(Dataset excerpts)

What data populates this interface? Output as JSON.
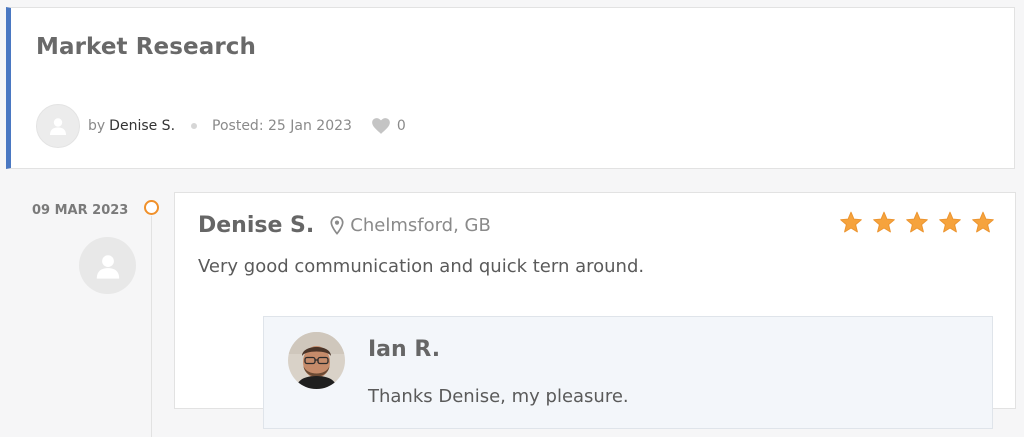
{
  "project": {
    "title": "Market Research",
    "by_label": "by",
    "author": "Denise S.",
    "posted": "Posted: 25 Jan 2023",
    "likes": "0"
  },
  "review": {
    "date": "09 MAR 2023",
    "reviewer": "Denise S.",
    "location": "Chelmsford, GB",
    "rating": 5,
    "rating_max": 5,
    "text": "Very good communication and quick tern around."
  },
  "reply": {
    "name": "Ian R.",
    "text": "Thanks Denise, my pleasure."
  },
  "colors": {
    "accent_bar": "#4a78c2",
    "timeline_dot": "#f0902a",
    "star": "#f6a33d"
  },
  "icons": [
    "user-placeholder-icon",
    "heart-icon",
    "location-pin-icon",
    "star-icon"
  ]
}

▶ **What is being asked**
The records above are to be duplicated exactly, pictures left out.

▶ **Solution to this problem**
What data populates this interface? Output as JSON.
{
  "project": {
    "title": "Market Research",
    "by_label": "by",
    "author": "Denise S.",
    "posted": "Posted: 25 Jan 2023",
    "likes": "0"
  },
  "review": {
    "date": "09 MAR 2023",
    "reviewer": "Denise S.",
    "location": "Chelmsford, GB",
    "rating": 5,
    "rating_max": 5,
    "text": "Very good communication and quick tern around."
  },
  "reply": {
    "name": "Ian R.",
    "text": "Thanks Denise, my pleasure."
  },
  "colors": {
    "accent_bar": "#4a78c2",
    "timeline_dot": "#f0902a",
    "star": "#f6a33d"
  },
  "icons": [
    "user-placeholder-icon",
    "heart-icon",
    "location-pin-icon",
    "star-icon"
  ]
}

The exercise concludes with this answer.